Grainger Rickenbaker was more than halfway through his freshman year at Drexel University in Philadelphia when the novel coronavirus pandemic forced the school to clear its dormitories and suspend in-person instruction indefinitely.
Now at home in South Carolina, the real estate management major is taking his spring courses remotely and finding the experience lacking.
“There are two classes that aren’t even using the live-lecture format,” Rickenbaker said. “It almost feels that I’m just tuning in for a podcast. It doesn’t really feel like the full classroom experience.”
Drexel administrators informed students last month they wouldn’t be on the hook for housing bills or meal plans while the campus was closed.

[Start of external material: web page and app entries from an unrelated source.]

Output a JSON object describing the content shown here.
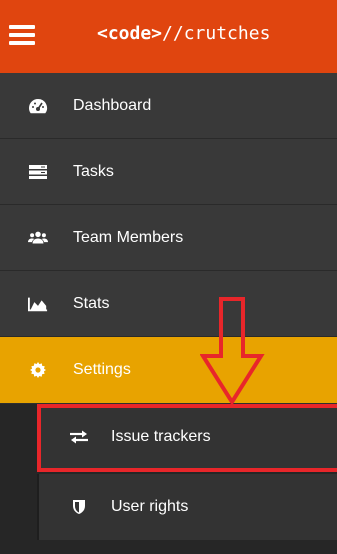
{
  "app": {
    "brand_code": "<code>",
    "brand_rest": "//crutches"
  },
  "menu": {
    "items": [
      {
        "label": "Dashboard",
        "icon": "tachometer-icon"
      },
      {
        "label": "Tasks",
        "icon": "server-icon"
      },
      {
        "label": "Team Members",
        "icon": "users-icon"
      },
      {
        "label": "Stats",
        "icon": "area-chart-icon"
      },
      {
        "label": "Settings",
        "icon": "gear-icon",
        "active": true
      }
    ]
  },
  "submenu": {
    "items": [
      {
        "label": "Issue trackers",
        "icon": "exchange-icon",
        "highlighted": true
      },
      {
        "label": "User rights",
        "icon": "shield-icon"
      }
    ]
  },
  "colors": {
    "header": "#e0450f",
    "active": "#e8a300",
    "menu_bg": "#393939",
    "annotation": "#e8262a"
  }
}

But there would be no discounts to normal tuition rates, the university said, despite the shift to e-learning, which is ordinarily offered to undergraduates at up to 40 percent less per credit, according to rates posted on the school website.